## [Problem to work on]
Lines in the listing under this task are to be copied exactly.

## [Supplied records]
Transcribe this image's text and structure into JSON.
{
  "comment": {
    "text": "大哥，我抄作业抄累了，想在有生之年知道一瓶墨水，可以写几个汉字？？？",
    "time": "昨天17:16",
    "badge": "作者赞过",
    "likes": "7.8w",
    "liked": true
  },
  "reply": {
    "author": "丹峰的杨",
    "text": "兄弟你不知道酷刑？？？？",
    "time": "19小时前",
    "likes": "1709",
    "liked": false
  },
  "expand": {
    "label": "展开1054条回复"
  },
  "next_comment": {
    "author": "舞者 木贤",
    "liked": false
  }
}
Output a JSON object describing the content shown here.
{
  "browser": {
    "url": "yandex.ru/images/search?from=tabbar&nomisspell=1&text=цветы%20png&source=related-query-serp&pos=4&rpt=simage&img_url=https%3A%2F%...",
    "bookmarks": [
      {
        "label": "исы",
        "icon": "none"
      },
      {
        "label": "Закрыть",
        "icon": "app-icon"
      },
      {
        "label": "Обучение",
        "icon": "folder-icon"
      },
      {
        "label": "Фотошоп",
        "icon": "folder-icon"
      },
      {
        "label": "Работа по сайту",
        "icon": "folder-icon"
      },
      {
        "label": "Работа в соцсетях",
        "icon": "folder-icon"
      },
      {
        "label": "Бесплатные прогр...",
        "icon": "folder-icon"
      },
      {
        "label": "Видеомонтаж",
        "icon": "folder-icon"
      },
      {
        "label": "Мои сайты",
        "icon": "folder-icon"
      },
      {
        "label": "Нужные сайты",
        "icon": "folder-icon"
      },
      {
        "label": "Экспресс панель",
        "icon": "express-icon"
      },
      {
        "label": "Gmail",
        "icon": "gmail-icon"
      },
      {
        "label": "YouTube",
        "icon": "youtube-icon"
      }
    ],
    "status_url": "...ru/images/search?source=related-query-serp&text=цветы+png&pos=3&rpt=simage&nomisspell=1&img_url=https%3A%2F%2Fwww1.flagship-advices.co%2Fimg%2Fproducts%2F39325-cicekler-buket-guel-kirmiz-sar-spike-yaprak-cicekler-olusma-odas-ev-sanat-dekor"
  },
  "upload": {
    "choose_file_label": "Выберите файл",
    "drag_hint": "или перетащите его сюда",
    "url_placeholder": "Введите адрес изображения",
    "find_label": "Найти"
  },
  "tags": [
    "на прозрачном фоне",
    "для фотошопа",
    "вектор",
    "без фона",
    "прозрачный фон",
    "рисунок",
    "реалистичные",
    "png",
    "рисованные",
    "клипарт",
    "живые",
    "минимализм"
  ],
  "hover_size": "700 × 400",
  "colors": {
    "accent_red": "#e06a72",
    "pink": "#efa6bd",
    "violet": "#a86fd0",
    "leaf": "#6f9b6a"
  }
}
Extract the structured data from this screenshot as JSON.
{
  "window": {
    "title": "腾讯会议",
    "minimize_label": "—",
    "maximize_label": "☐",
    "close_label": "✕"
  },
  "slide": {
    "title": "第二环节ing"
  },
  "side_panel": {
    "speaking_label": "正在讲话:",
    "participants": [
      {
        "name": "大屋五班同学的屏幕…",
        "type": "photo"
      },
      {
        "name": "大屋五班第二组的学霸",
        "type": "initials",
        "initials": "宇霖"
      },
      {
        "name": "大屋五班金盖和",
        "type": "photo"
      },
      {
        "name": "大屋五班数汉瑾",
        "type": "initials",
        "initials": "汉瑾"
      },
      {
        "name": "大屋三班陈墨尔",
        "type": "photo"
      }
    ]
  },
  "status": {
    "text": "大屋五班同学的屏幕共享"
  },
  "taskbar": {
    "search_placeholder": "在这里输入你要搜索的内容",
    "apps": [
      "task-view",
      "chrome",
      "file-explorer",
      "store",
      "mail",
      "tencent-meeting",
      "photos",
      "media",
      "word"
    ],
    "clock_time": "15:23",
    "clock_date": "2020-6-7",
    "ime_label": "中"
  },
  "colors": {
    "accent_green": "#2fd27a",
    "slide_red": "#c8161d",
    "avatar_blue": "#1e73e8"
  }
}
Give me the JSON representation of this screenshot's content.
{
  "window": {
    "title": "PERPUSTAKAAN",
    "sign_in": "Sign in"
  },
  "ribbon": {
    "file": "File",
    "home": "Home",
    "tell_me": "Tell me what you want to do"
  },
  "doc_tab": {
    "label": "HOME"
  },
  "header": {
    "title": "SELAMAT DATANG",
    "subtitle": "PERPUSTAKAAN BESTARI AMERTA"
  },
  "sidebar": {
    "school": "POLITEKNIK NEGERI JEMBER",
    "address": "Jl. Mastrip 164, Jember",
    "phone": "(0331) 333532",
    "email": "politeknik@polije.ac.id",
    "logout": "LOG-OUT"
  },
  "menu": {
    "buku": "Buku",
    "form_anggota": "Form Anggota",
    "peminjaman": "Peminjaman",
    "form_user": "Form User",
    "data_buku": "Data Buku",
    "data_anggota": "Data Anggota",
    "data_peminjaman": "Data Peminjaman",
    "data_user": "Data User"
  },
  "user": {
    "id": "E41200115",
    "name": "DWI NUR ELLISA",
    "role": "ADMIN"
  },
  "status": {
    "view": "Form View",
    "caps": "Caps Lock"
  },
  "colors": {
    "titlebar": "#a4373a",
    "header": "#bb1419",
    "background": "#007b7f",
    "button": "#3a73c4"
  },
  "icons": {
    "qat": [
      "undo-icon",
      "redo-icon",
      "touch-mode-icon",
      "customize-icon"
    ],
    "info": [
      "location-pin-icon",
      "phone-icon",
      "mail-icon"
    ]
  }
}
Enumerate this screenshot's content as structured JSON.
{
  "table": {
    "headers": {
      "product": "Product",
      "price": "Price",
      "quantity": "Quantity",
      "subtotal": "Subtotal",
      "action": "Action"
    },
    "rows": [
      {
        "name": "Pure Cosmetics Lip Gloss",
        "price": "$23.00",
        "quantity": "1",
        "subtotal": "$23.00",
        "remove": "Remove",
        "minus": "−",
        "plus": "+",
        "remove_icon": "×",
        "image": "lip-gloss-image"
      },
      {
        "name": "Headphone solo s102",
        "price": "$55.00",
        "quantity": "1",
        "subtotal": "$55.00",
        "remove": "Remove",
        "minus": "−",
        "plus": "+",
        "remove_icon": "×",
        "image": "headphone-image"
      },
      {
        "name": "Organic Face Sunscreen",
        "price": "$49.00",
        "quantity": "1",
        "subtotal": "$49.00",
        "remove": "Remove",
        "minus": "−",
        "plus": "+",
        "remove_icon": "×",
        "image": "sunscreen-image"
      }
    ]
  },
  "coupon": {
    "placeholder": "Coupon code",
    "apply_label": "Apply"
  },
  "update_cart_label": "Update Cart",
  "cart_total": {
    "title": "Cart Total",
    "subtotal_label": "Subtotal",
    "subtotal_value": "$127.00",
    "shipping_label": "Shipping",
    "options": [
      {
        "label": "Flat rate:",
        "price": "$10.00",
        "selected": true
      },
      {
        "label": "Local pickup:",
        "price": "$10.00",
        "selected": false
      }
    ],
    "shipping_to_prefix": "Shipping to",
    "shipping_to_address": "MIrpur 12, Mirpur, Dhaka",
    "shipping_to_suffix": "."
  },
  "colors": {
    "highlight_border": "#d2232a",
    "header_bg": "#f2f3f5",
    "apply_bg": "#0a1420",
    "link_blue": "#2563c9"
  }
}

## [Solved exercise]
Transcribe this image's text and structure into JSON.
{
  "comment": {
    "text": "大哥，我抄作业抄累了，想在有生之年知道一瓶墨水，可以写几个汉字？？？",
    "time": "昨天17:16",
    "badge": "作者赞过",
    "likes": "7.8w",
    "liked": true
  },
  "reply": {
    "author": "丹峰的杨",
    "text": "兄弟你不知道酷刑？？？？",
    "time": "19小时前",
    "likes": "1709",
    "liked": false
  },
  "expand": {
    "label": "展开1054条回复"
  },
  "next_comment": {
    "author": "舞者 木贤",
    "liked": false
  }
}
Output a JSON object describing the content shown here.
{
  "browser": {
    "url": "yandex.ru/images/search?from=tabbar&nomisspell=1&text=цветы%20png&source=related-query-serp&pos=4&rpt=simage&img_url=https%3A%2F%...",
    "bookmarks": [
      {
        "label": "исы",
        "icon": "none"
      },
      {
        "label": "Закрыть",
        "icon": "app-icon"
      },
      {
        "label": "Обучение",
        "icon": "folder-icon"
      },
      {
        "label": "Фотошоп",
        "icon": "folder-icon"
      },
      {
        "label": "Работа по сайту",
        "icon": "folder-icon"
      },
      {
        "label": "Работа в соцсетях",
        "icon": "folder-icon"
      },
      {
        "label": "Бесплатные прогр...",
        "icon": "folder-icon"
      },
      {
        "label": "Видеомонтаж",
        "icon": "folder-icon"
      },
      {
        "label": "Мои сайты",
        "icon": "folder-icon"
      },
      {
        "label": "Нужные сайты",
        "icon": "folder-icon"
      },
      {
        "label": "Экспресс панель",
        "icon": "express-icon"
      },
      {
        "label": "Gmail",
        "icon": "gmail-icon"
      },
      {
        "label": "YouTube",
        "icon": "youtube-icon"
      }
    ],
    "status_url": "...ru/images/search?source=related-query-serp&text=цветы+png&pos=3&rpt=simage&nomisspell=1&img_url=https%3A%2F%2Fwww1.flagship-advices.co%2Fimg%2Fproducts%2F39325-cicekler-buket-guel-kirmiz-sar-spike-yaprak-cicekler-olusma-odas-ev-sanat-dekor"
  },
  "upload": {
    "choose_file_label": "Выберите файл",
    "drag_hint": "или перетащите его сюда",
    "url_placeholder": "Введите адрес изображения",
    "find_label": "Найти"
  },
  "tags": [
    "на прозрачном фоне",
    "для фотошопа",
    "вектор",
    "без фона",
    "прозрачный фон",
    "рисунок",
    "реалистичные",
    "png",
    "рисованные",
    "клипарт",
    "живые",
    "минимализм"
  ],
  "hover_size": "700 × 400",
  "colors": {
    "accent_red": "#e06a72",
    "pink": "#efa6bd",
    "violet": "#a86fd0",
    "leaf": "#6f9b6a"
  }
}
Extract the structured data from this screenshot as JSON.
{
  "window": {
    "title": "腾讯会议",
    "minimize_label": "—",
    "maximize_label": "☐",
    "close_label": "✕"
  },
  "slide": {
    "title": "第二环节ing"
  },
  "side_panel": {
    "speaking_label": "正在讲话:",
    "participants": [
      {
        "name": "大屋五班同学的屏幕…",
        "type": "photo"
      },
      {
        "name": "大屋五班第二组的学霸",
        "type": "initials",
        "initials": "宇霖"
      },
      {
        "name": "大屋五班金盖和",
        "type": "photo"
      },
      {
        "name": "大屋五班数汉瑾",
        "type": "initials",
        "initials": "汉瑾"
      },
      {
        "name": "大屋三班陈墨尔",
        "type": "photo"
      }
    ]
  },
  "status": {
    "text": "大屋五班同学的屏幕共享"
  },
  "taskbar": {
    "search_placeholder": "在这里输入你要搜索的内容",
    "apps": [
      "task-view",
      "chrome",
      "file-explorer",
      "store",
      "mail",
      "tencent-meeting",
      "photos",
      "media",
      "word"
    ],
    "clock_time": "15:23",
    "clock_date": "2020-6-7",
    "ime_label": "中"
  },
  "colors": {
    "accent_green": "#2fd27a",
    "slide_red": "#c8161d",
    "avatar_blue": "#1e73e8"
  }
}
Give me the JSON representation of this screenshot's content.
{
  "window": {
    "title": "PERPUSTAKAAN",
    "sign_in": "Sign in"
  },
  "ribbon": {
    "file": "File",
    "home": "Home",
    "tell_me": "Tell me what you want to do"
  },
  "doc_tab": {
    "label": "HOME"
  },
  "header": {
    "title": "SELAMAT DATANG",
    "subtitle": "PERPUSTAKAAN BESTARI AMERTA"
  },
  "sidebar": {
    "school": "POLITEKNIK NEGERI JEMBER",
    "address": "Jl. Mastrip 164, Jember",
    "phone": "(0331) 333532",
    "email": "politeknik@polije.ac.id",
    "logout": "LOG-OUT"
  },
  "menu": {
    "buku": "Buku",
    "form_anggota": "Form Anggota",
    "peminjaman": "Peminjaman",
    "form_user": "Form User",
    "data_buku": "Data Buku",
    "data_anggota": "Data Anggota",
    "data_peminjaman": "Data Peminjaman",
    "data_user": "Data User"
  },
  "user": {
    "id": "E41200115",
    "name": "DWI NUR ELLISA",
    "role": "ADMIN"
  },
  "status": {
    "view": "Form View",
    "caps": "Caps Lock"
  },
  "colors": {
    "titlebar": "#a4373a",
    "header": "#bb1419",
    "background": "#007b7f",
    "button": "#3a73c4"
  },
  "icons": {
    "qat": [
      "undo-icon",
      "redo-icon",
      "touch-mode-icon",
      "customize-icon"
    ],
    "info": [
      "location-pin-icon",
      "phone-icon",
      "mail-icon"
    ]
  }
}
Enumerate this screenshot's content as structured JSON.
{
  "table": {
    "headers": {
      "product": "Product",
      "price": "Price",
      "quantity": "Quantity",
      "subtotal": "Subtotal",
      "action": "Action"
    },
    "rows": [
      {
        "name": "Pure Cosmetics Lip Gloss",
        "price": "$23.00",
        "quantity": "1",
        "subtotal": "$23.00",
        "remove": "Remove",
        "minus": "−",
        "plus": "+",
        "remove_icon": "×",
        "image": "lip-gloss-image"
      },
      {
        "name": "Headphone solo s102",
        "price": "$55.00",
        "quantity": "1",
        "subtotal": "$55.00",
        "remove": "Remove",
        "minus": "−",
        "plus": "+",
        "remove_icon": "×",
        "image": "headphone-image"
      },
      {
        "name": "Organic Face Sunscreen",
        "price": "$49.00",
        "quantity": "1",
        "subtotal": "$49.00",
        "remove": "Remove",
        "minus": "−",
        "plus": "+",
        "remove_icon": "×",
        "image": "sunscreen-image"
      }
    ]
  },
  "coupon": {
    "placeholder": "Coupon code",
    "apply_label": "Apply"
  },
  "update_cart_label": "Update Cart",
  "cart_total": {
    "title": "Cart Total",
    "subtotal_label": "Subtotal",
    "subtotal_value": "$127.00",
    "shipping_label": "Shipping",
    "options": [
      {
        "label": "Flat rate:",
        "price": "$10.00",
        "selected": true
      },
      {
        "label": "Local pickup:",
        "price": "$10.00",
        "selected": false
      }
    ],
    "shipping_to_prefix": "Shipping to",
    "shipping_to_address": "MIrpur 12, Mirpur, Dhaka",
    "shipping_to_suffix": "."
  },
  "colors": {
    "highlight_border": "#d2232a",
    "header_bg": "#f2f3f5",
    "apply_bg": "#0a1420",
    "link_blue": "#2563c9"
  }
}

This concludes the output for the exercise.